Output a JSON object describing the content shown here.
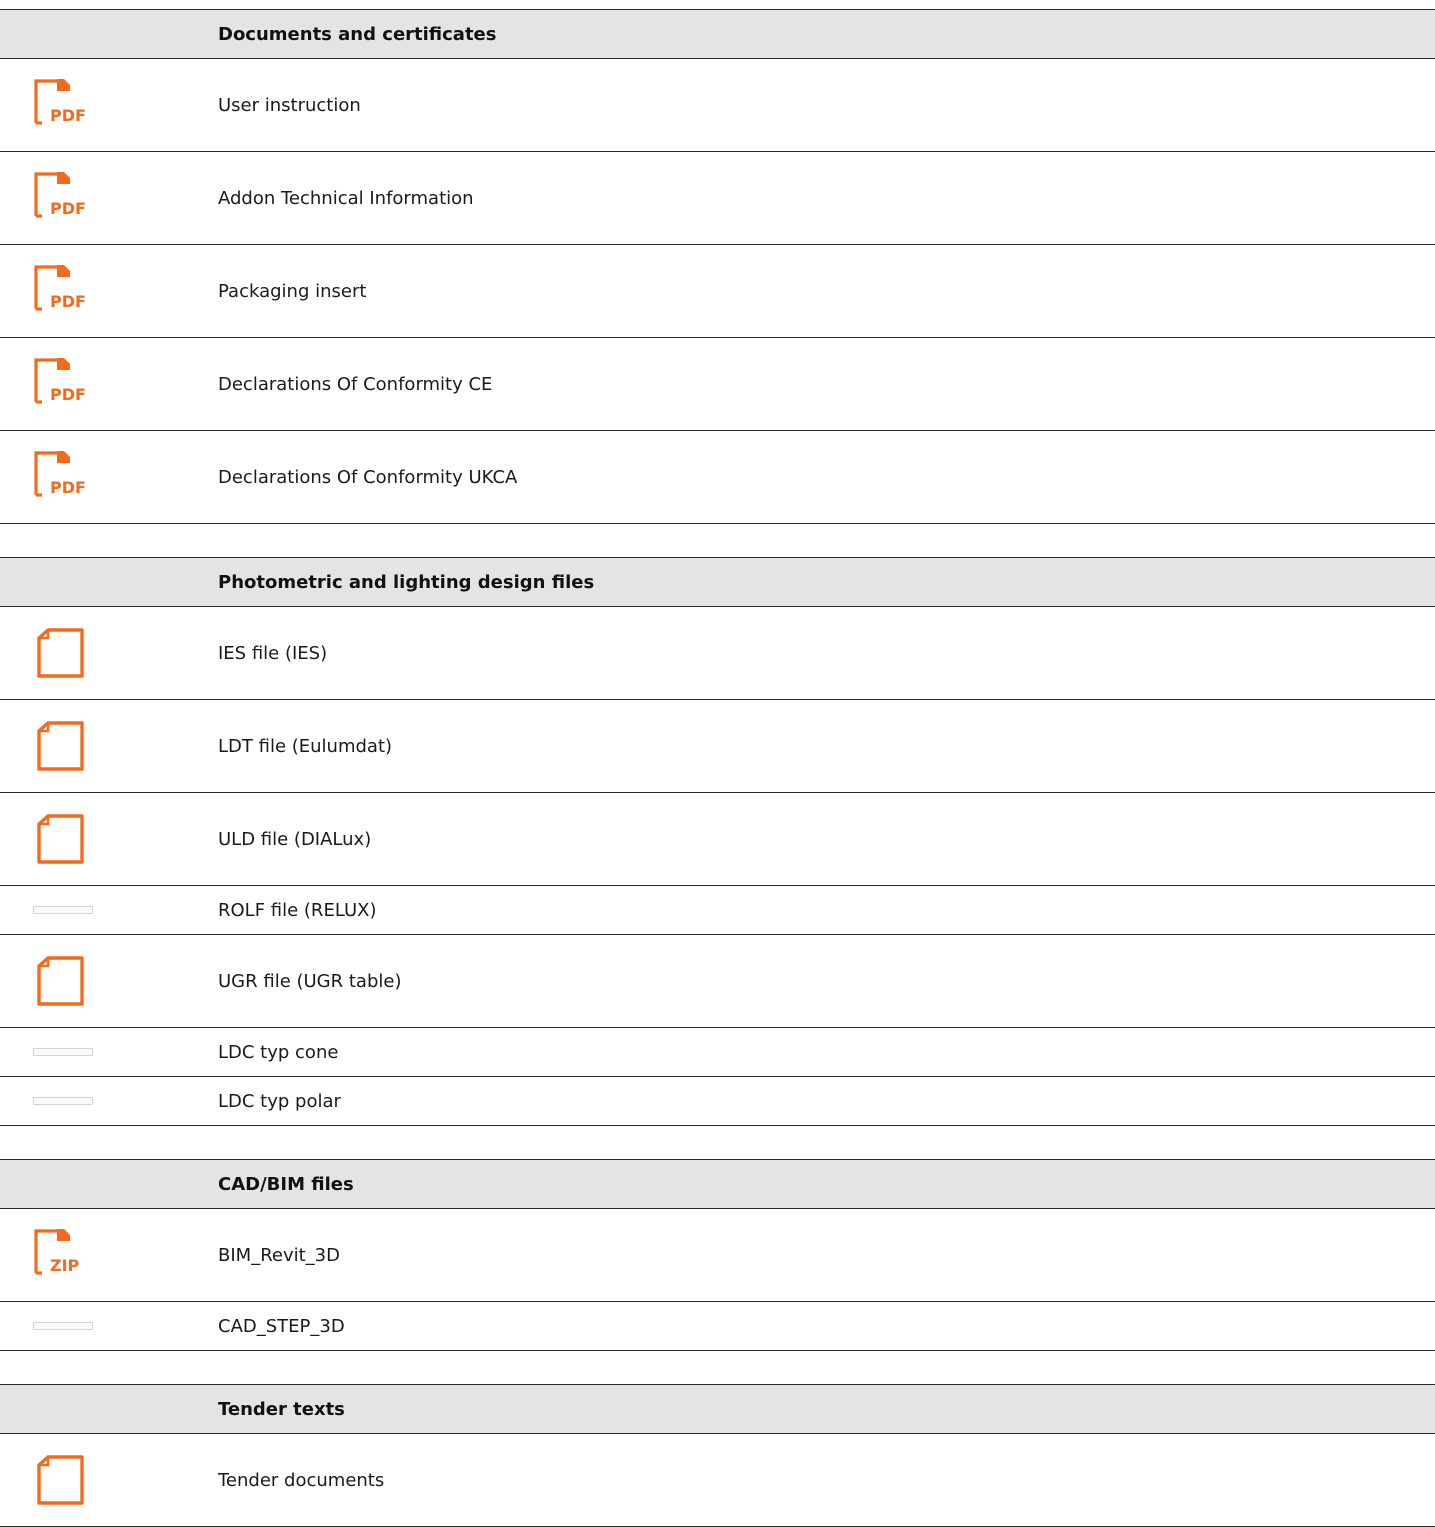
{
  "sections": [
    {
      "title": "Documents and certificates",
      "items": [
        {
          "label": "User instruction",
          "icon": "pdf-icon"
        },
        {
          "label": "Addon Technical Information",
          "icon": "pdf-icon"
        },
        {
          "label": "Packaging insert",
          "icon": "pdf-icon"
        },
        {
          "label": "Declarations Of Conformity CE",
          "icon": "pdf-icon"
        },
        {
          "label": "Declarations Of Conformity UKCA",
          "icon": "pdf-icon"
        }
      ]
    },
    {
      "title": "Photometric and lighting design files",
      "items": [
        {
          "label": "IES file (IES)",
          "icon": "file-icon"
        },
        {
          "label": "LDT file (Eulumdat)",
          "icon": "file-icon"
        },
        {
          "label": "ULD file (DIALux)",
          "icon": "file-icon"
        },
        {
          "label": "ROLF file (RELUX)",
          "icon": "placeholder"
        },
        {
          "label": "UGR file (UGR table)",
          "icon": "file-icon"
        },
        {
          "label": "LDC typ cone",
          "icon": "placeholder"
        },
        {
          "label": "LDC typ polar",
          "icon": "placeholder"
        }
      ]
    },
    {
      "title": "CAD/BIM files",
      "items": [
        {
          "label": "BIM_Revit_3D",
          "icon": "zip-icon"
        },
        {
          "label": "CAD_STEP_3D",
          "icon": "placeholder"
        }
      ]
    },
    {
      "title": "Tender texts",
      "items": [
        {
          "label": "Tender documents",
          "icon": "file-icon"
        }
      ]
    }
  ],
  "icon_text": {
    "pdf": "PDF",
    "zip": "ZIP"
  },
  "colors": {
    "accent": "#f26b1d",
    "header_bg": "#e4e4e4",
    "rule": "#2a2a2a"
  }
}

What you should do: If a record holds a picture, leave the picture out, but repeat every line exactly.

Solution to the exercise:
Output a JSON object describing the content shown here.
{
  "sections": [
    {
      "title": "Documents and certificates",
      "items": [
        {
          "label": "User instruction",
          "icon": "pdf-icon"
        },
        {
          "label": "Addon Technical Information",
          "icon": "pdf-icon"
        },
        {
          "label": "Packaging insert",
          "icon": "pdf-icon"
        },
        {
          "label": "Declarations Of Conformity CE",
          "icon": "pdf-icon"
        },
        {
          "label": "Declarations Of Conformity UKCA",
          "icon": "pdf-icon"
        }
      ]
    },
    {
      "title": "Photometric and lighting design files",
      "items": [
        {
          "label": "IES file (IES)",
          "icon": "file-icon"
        },
        {
          "label": "LDT file (Eulumdat)",
          "icon": "file-icon"
        },
        {
          "label": "ULD file (DIALux)",
          "icon": "file-icon"
        },
        {
          "label": "ROLF file (RELUX)",
          "icon": "placeholder"
        },
        {
          "label": "UGR file (UGR table)",
          "icon": "file-icon"
        },
        {
          "label": "LDC typ cone",
          "icon": "placeholder"
        },
        {
          "label": "LDC typ polar",
          "icon": "placeholder"
        }
      ]
    },
    {
      "title": "CAD/BIM files",
      "items": [
        {
          "label": "BIM_Revit_3D",
          "icon": "zip-icon"
        },
        {
          "label": "CAD_STEP_3D",
          "icon": "placeholder"
        }
      ]
    },
    {
      "title": "Tender texts",
      "items": [
        {
          "label": "Tender documents",
          "icon": "file-icon"
        }
      ]
    }
  ],
  "icon_text": {
    "pdf": "PDF",
    "zip": "ZIP"
  },
  "colors": {
    "accent": "#f26b1d",
    "header_bg": "#e4e4e4",
    "rule": "#2a2a2a"
  }
}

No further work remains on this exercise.